Consequently, in addition to the more obvious issues, the nuclear non-proliferation regime hangs in the balance, as do the 5 + 1 talks, and whether Iran becomes a nuclear weapons state.

Recent Opinion and Commentary

For illuminating commentary on the Ukraine crisis, and the long-term impact of Putin’s aggression against the Ukraine both forn him and for Russia, see the following articles:

(1) “Ukraine Crisis: Putin, the Loser”

Nikolaus Blome(Kommentar), “Ukraine-Krise: Putin, der Verlierer,” Der Spiegel, 14 Marz 2014 (11:11 Uhr).

(2) “The Agent in his Labyrinth”

Roger Cohen, “The Agent in His Labyrinth, New York Times, March 13, 2014.

(3) “Obama Has Made America Look Weak”

John McCain, “Obama Has Made America Look Weak (John McCain on Responding to Russia’s Aggression),” New York Times, March 14, 2014.

(4) “Putin’s ‘Honest Brokers’”

Maxim Trudolyubov, “Putin’s Honest Brokers,” New York Times, March 14, 2014.

The Trenchant Observer

Der Scharfsinniger Beobachter
L’Obervateur Incisif
El Observador Incisivo

About the Author
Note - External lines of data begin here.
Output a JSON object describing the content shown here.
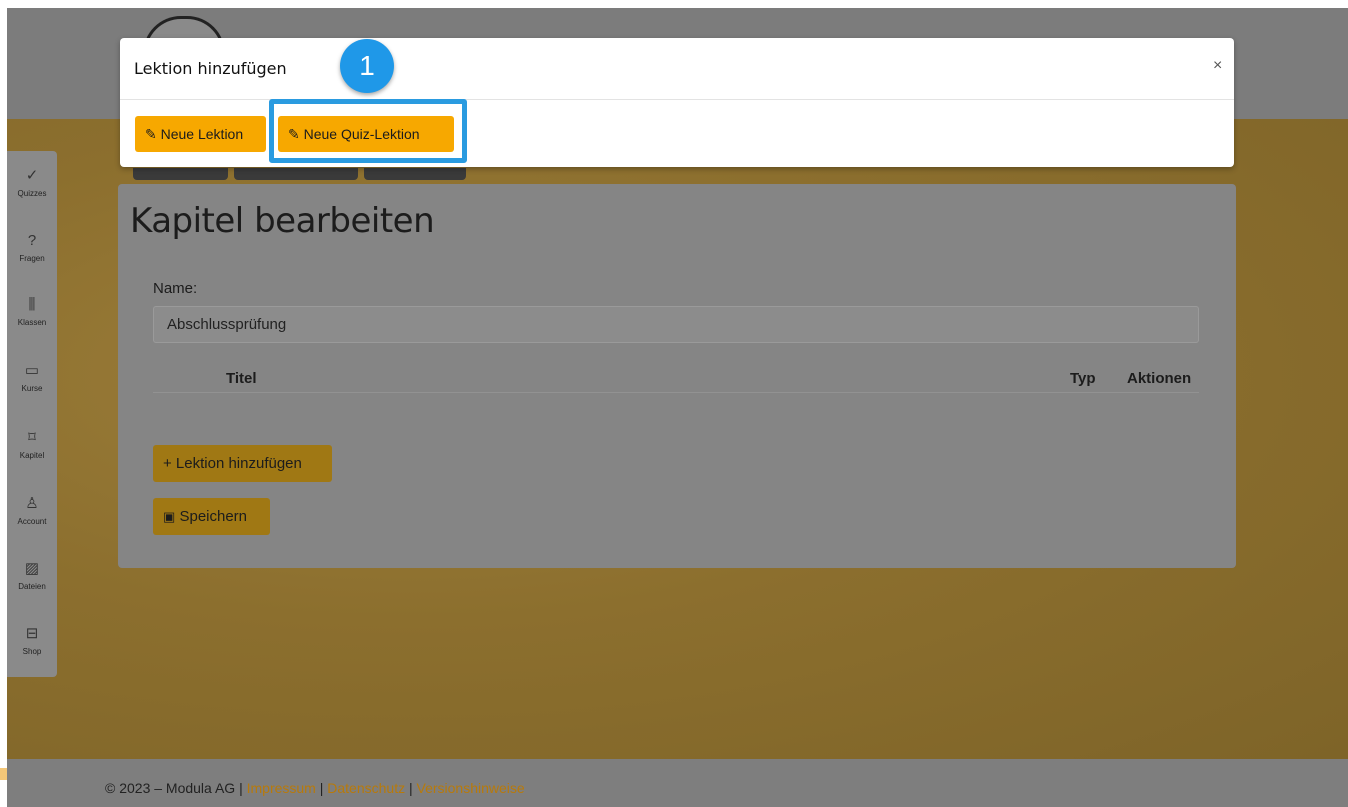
{
  "sidebar": {
    "items": [
      {
        "icon": "✓",
        "label": "Quizzes"
      },
      {
        "icon": "?",
        "label": "Fragen"
      },
      {
        "icon": "⫼",
        "label": "Klassen"
      },
      {
        "icon": "▭",
        "label": "Kurse"
      },
      {
        "icon": "⌑",
        "label": "Kapitel"
      },
      {
        "icon": "♙",
        "label": "Account"
      },
      {
        "icon": "▨",
        "label": "Dateien"
      },
      {
        "icon": "⊟",
        "label": "Shop"
      }
    ]
  },
  "page": {
    "title": "Kapitel bearbeiten",
    "name_label": "Name:",
    "name_value": "Abschlussprüfung",
    "table": {
      "columns": [
        "Titel",
        "Typ",
        "Aktionen"
      ]
    },
    "add_lesson_label": "+ Lektion hinzufügen",
    "save_label": "Speichern"
  },
  "modal": {
    "title": "Lektion hinzufügen",
    "close": "×",
    "new_lesson_label": "Neue Lektion",
    "new_quiz_lesson_label": "Neue Quiz-Lektion",
    "step_badge": "1"
  },
  "footer": {
    "copyright": "© 2023 – Modula AG",
    "sep": "|",
    "links": [
      "Impressum",
      "Datenschutz",
      "Versionshinweise"
    ]
  },
  "colors": {
    "accent": "#f7a800",
    "highlight": "#2a9be0",
    "badge": "#1f98e8"
  }
}
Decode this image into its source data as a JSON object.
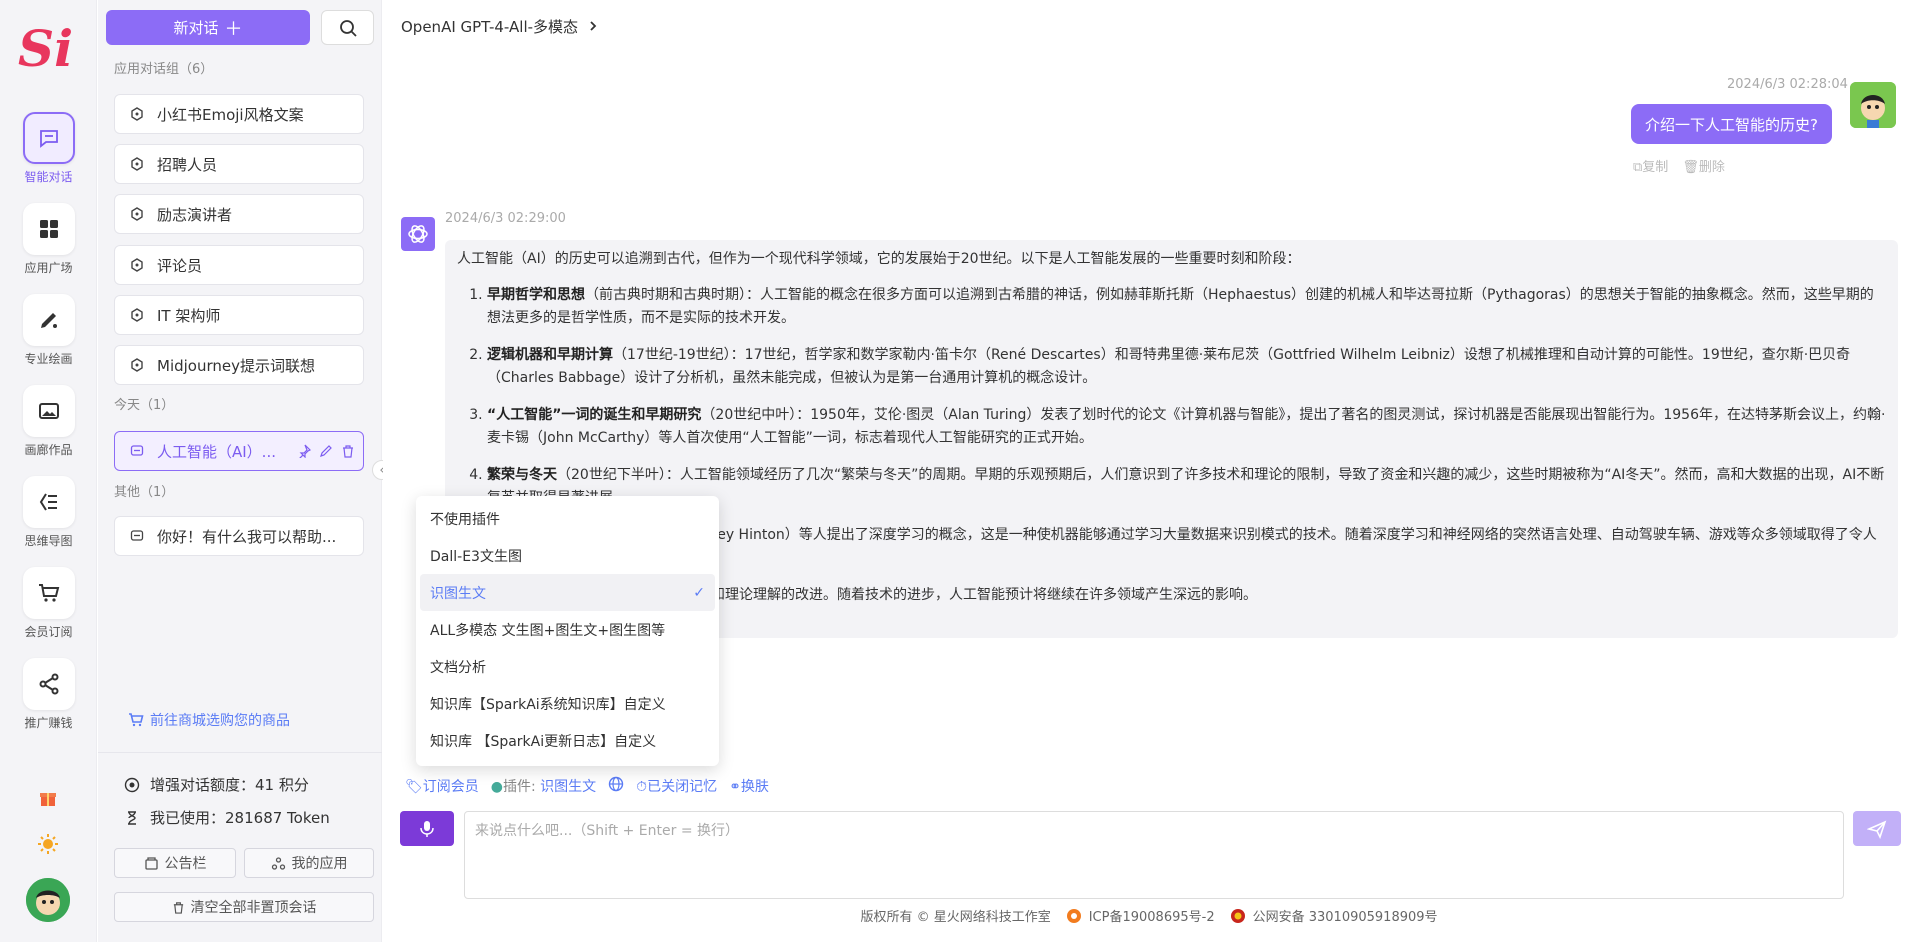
{
  "rail": {
    "logo_text": "Si",
    "items": [
      {
        "label": "智能对话",
        "icon": "chat-icon"
      },
      {
        "label": "应用广场",
        "icon": "grid-icon"
      },
      {
        "label": "专业绘画",
        "icon": "paint-icon"
      },
      {
        "label": "画廊作品",
        "icon": "gallery-icon"
      },
      {
        "label": "思维导图",
        "icon": "mindmap-icon"
      },
      {
        "label": "会员订阅",
        "icon": "cart-icon"
      },
      {
        "label": "推广赚钱",
        "icon": "share-icon"
      }
    ],
    "gift_icon": "gift-icon",
    "theme_icon": "sun-icon"
  },
  "sidebar": {
    "new_chat_label": "新对话",
    "groups": {
      "apps_title": "应用对话组（6）",
      "today_title": "今天（1）",
      "other_title": "其他（1）"
    },
    "app_items": [
      "小红书Emoji风格文案",
      "招聘人员",
      "励志演讲者",
      "评论员",
      "IT 架构师",
      "Midjourney提示词联想"
    ],
    "today_items": [
      "人工智能（AI）..."
    ],
    "other_items": [
      "你好！有什么我可以帮助..."
    ],
    "shop_link": "前往商城选购您的商品",
    "stats": {
      "quota_label": "增强对话额度：",
      "quota_value": "41 积分",
      "used_label": "我已使用：",
      "used_value": "281687 Token"
    },
    "buttons": {
      "notice": "公告栏",
      "my_apps": "我的应用",
      "clear": "清空全部非置顶会话"
    }
  },
  "main": {
    "title": "OpenAI GPT-4-All-多模态",
    "user_msg": {
      "time": "2024/6/3 02:28:04",
      "text": "介绍一下人工智能的历史?",
      "copy": "复制",
      "delete": "删除"
    },
    "ai_msg": {
      "time": "2024/6/3 02:29:00",
      "intro": "人工智能（AI）的历史可以追溯到古代，但作为一个现代科学领域，它的发展始于20世纪。以下是人工智能发展的一些重要时刻和阶段：",
      "items": [
        {
          "title": "早期哲学和思想",
          "text": "（前古典时期和古典时期）：人工智能的概念在很多方面可以追溯到古希腊的神话，例如赫菲斯托斯（Hephaestus）创建的机械人和毕达哥拉斯（Pythagoras）的思想关于智能的抽象概念。然而，这些早期的想法更多的是哲学性质，而不是实际的技术开发。"
        },
        {
          "title": "逻辑机器和早期计算",
          "text": "（17世纪-19世纪）：17世纪，哲学家和数学家勒内·笛卡尔（René Descartes）和哥特弗里德·莱布尼茨（Gottfried Wilhelm Leibniz）设想了机械推理和自动计算的可能性。19世纪，查尔斯·巴贝奇（Charles Babbage）设计了分析机，虽然未能完成，但被认为是第一台通用计算机的概念设计。"
        },
        {
          "title": "“人工智能”一词的诞生和早期研究",
          "text": "（20世纪中叶）：1950年，艾伦·图灵（Alan Turing）发表了划时代的论文《计算机器与智能》，提出了著名的图灵测试，探讨机器是否能展现出智能行为。1956年，在达特茅斯会议上，约翰·麦卡锡（John McCarthy）等人首次使用“人工智能”一词，标志着现代人工智能研究的正式开始。"
        },
        {
          "title": "繁荣与冬天",
          "text": "（20世纪下半叶）：人工智能领域经历了几次“繁荣与冬天”的周期。早期的乐观预期后，人们意识到了许多技术和理论的限制，导致了资金和兴趣的减少，这些时期被称为“AI冬天”。然而，高和大数据的出现，AI不断复苏并取得显著进展。"
        },
        {
          "title": "",
          "text": "今）：2006年，杰弗里·辛顿（Geoffrey Hinton）等人提出了深度学习的概念，这是一种使机器能够通过学习大量数据来识别模式的技术。随着深度学习和神经网络的突然语言处理、自动驾驶车辆、游戏等众多领域取得了令人瞩目的成就。"
        },
        {
          "title": "",
          "text": "，包括算法、计算能力、数据可用性和理论理解的改进。随着技术的进步，人工智能预计将继续在许多领域产生深远的影响。"
        }
      ]
    },
    "plugin_menu": {
      "items": [
        "不使用插件",
        "Dall-E3文生图",
        "识图生文",
        "ALL多模态 文生图+图生文+图生图等",
        "文档分析",
        "知识库【SparkAi系统知识库】自定义",
        "知识库 【SparkAi更新日志】自定义"
      ],
      "selected": "识图生文"
    },
    "toolbar": {
      "subscribe": "订阅会员",
      "plugin_label": "插件:",
      "plugin_value": "识图生文",
      "memory": "已关闭记忆",
      "newline": "换肤"
    },
    "input": {
      "placeholder": "来说点什么吧...（Shift + Enter = 换行）"
    },
    "footer": {
      "copyright": "版权所有 © 星火网络科技工作室",
      "icp": "ICP备19008695号-2",
      "police": "公网安备 33010905918909号"
    },
    "accent": "#8c6cf6"
  }
}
The Observer
"The Trenchant Observer" is edited and published by The Observer, an international lawyer who has taught International Law, Human Rights, and Comparative Law at major U.S. universities, including Harvard, Brandeis, the University of Pittsburgh, and the University of Kansas. He is a former staff attorney at the Inter-American Commission on Human Rights of the Organization of American States (IACHR), where he was in charge of Brazil, Haiti, Mexico and the United States, and also worked on complaints from and reports on other countries including Argentina, Chile, Uruguay, El Salvador, Nicaragua, and Guatemala. As an international development expert, he has worked on Rule of Law, Human Rights, and Judicial Reform in a number of countries in Latin America, the Caribbean, Africa, the Middle East, South Asia, and the Russian Federation. In the private sector, The Observer has worked as an international attorney for a leading national law firm and major global companies, on joint ventures and other matters in a number of countries in Europe (including Russia and the Ukraine), throughout Latin America and the Caribbean, and in Australia, Indonesia, Vietnam, China and Japan. The Trenchant Observer blog provides an unfiltered international perspective for news and opinion on current events, in their historical context, drawing on a daily review of leading German, French, Spanish and English newspapers as well as the New York Times, the Wall Street Journal, the Washington Post, and other American newspapers, and on sources in other countries relevant to issues being analyzed. The Observer speaks fluent English, French, German, Portuguese and Spanish, and also knows other languages. He holds an S.J.D. or Doctor of Juridical Science in International Law from Harvard University, and a Doctor of Law (J.D.) and a Master of the Science of Law (J.S.M.), from Stanford University. As an undergraduate, he received a Bachelor of Arts degree, also from Stanford, where he graduated “With Great Distinction” (summa cum laude) and received the James Birdsall Weter Prize for the best Senior Honors Thesis in History. In addition to having taught as a Lecturer on Law at Harvard Law School, The Observer has been a Visiting Scholar at Harvard University's Center for International Affairs (CFIA). His fellowships include a Stanford Postdoctoral Fellowship in Law and Development, the Rómulo Gallegos Fellowship in International Human Rights awarded by the Inter-American Commission on Human Rights, and a Harvard MacArthur Fellowship in International Peace and Security. Beyond his articles in The Trenchant Observer, he is the author of two books and numerous scholarly articles on subjects of international and comparative law. Currently he is working on a manuscript drawing on the best articles that have appeared in the blog.